• A version of this post ran on the author's blog. The views expressed are the author's own.
One year ago, I was writing about Decree 743, a law signed by President Mauricio Funes, that tried to change the rules for El Salvador's Constitutional Court to require unanimous decisions rather than majority decisions. After considerable public opposition, the legislature and president Funes backed down and repealed Decree 743. Now that same court has made a unanimous ruling which has precipitated another constitutional clash among El Salvador's branches of government. (El Salvador's Supreme Judicial Tribunal (TSJ) has different wings which rule on different areas of law like criminal law, constitutional law, etc. The " Sala de lo Constitucional" or Constitutional Court rules on whether laws passed by the National Assembly and acts of the executive branch are unconstitutional).
The Constitutional Court ruled that votes by the National Assembly to appoint judges to the TSJ in 2006 and 2012 were unconstitutional. The Court ruled that the constitution requires that one third of the court be elected every three years. The three year cycle matches up to the three year cycle on which deputies to the National Assembly are elected. The Court decided that for every three year term of the National Assembly, that group of legislators can only vote once. In both 2006 and 2012, the legislature had voted twice to change the make-up of the TSJ's judges. In this way, citizens' votes are taken into consideration (theoretically, at least) because they can alter the make-up of the National Assembly and hence alter the votes for judges of the TSJ.

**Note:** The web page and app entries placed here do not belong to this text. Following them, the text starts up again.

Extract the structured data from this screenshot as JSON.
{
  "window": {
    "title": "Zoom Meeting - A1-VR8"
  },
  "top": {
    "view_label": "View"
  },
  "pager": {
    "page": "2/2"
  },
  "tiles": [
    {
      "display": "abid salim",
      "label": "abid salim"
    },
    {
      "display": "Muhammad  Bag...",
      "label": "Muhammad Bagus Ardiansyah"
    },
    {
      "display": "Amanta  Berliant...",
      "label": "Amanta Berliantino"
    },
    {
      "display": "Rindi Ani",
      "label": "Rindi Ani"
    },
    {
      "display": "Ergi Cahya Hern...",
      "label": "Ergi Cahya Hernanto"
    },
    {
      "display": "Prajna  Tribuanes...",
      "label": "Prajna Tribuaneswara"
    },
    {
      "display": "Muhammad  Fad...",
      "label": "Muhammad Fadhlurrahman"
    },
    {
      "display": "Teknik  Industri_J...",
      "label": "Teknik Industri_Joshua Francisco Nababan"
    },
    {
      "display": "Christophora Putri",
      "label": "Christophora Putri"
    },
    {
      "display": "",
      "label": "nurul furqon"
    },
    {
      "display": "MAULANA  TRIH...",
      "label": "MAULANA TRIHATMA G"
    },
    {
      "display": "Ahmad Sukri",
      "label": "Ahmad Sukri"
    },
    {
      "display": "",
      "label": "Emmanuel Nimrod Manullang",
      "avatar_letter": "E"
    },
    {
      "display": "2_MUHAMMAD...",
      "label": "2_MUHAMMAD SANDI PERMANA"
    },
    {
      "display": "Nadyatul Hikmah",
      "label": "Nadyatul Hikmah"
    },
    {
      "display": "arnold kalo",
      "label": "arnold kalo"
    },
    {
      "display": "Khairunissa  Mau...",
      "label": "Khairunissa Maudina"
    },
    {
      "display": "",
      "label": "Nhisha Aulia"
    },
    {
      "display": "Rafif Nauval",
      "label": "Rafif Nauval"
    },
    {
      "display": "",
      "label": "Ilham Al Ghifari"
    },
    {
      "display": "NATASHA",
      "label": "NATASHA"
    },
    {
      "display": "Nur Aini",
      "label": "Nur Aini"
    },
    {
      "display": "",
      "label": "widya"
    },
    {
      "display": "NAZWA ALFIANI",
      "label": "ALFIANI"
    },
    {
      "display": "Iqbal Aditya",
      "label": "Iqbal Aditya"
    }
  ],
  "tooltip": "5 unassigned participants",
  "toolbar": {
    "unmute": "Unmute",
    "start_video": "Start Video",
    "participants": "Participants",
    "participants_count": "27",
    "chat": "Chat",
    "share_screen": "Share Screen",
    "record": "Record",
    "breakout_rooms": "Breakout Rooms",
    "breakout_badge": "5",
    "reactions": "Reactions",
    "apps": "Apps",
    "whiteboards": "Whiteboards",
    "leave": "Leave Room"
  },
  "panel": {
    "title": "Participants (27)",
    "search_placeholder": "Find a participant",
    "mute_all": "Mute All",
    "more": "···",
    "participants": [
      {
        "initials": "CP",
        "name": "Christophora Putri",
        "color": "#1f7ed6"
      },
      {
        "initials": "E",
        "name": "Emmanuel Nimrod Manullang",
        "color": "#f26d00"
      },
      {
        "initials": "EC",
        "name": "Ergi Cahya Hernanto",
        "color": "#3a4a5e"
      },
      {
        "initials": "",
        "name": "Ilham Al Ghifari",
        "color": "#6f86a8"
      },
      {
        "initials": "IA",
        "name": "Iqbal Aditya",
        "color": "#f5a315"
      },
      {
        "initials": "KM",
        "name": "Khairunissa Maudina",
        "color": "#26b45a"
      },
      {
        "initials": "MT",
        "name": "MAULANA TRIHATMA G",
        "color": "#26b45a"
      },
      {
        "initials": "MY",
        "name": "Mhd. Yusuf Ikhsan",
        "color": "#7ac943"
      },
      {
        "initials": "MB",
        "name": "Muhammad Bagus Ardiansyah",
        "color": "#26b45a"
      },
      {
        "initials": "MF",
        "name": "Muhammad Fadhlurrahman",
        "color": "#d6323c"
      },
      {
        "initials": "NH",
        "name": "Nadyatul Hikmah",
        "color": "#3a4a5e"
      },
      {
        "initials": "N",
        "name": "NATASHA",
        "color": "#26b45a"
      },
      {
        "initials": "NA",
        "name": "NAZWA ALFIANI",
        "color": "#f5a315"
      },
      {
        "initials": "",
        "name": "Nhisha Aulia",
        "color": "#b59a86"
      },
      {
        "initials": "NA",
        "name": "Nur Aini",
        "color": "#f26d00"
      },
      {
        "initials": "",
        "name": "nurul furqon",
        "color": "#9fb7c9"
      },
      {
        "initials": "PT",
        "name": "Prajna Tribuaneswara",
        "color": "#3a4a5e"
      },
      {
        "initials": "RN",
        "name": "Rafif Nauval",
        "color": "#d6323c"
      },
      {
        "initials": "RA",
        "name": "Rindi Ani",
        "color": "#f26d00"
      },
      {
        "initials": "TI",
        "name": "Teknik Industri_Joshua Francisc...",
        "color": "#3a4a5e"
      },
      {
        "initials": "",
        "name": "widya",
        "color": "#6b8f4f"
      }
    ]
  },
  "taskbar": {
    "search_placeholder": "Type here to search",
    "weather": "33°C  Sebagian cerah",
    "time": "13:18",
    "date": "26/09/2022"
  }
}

The Court ordered the National Assembly to take up a new election of the two-thirds of judges who had been named by the legislature in 2006 and 2012. In the meantime, the work for the TSJ has ground to a halt as the judges whose elections have been challenged, are declining to sign any more orders. Now the National Assembly is refusing to go along with the Constitutional Court's rulings. The National Assembly instead is consulting with legal experts, and is talking about asking the Central America Court of Justice to rule on this conflict between El Salvador's legislative and judicial branches. Like the dispute in 2011, this is another test of which branch of government in El Salvador is supreme. Having the rule of law be respected requires a national consensus that the highest court in the country has the final say and requires a court with judicial independence. The Constitutional Court has shown itself to be independent, but El Salvador still lacks the national consensus that the decisions of these independent judges are the ultimate authority.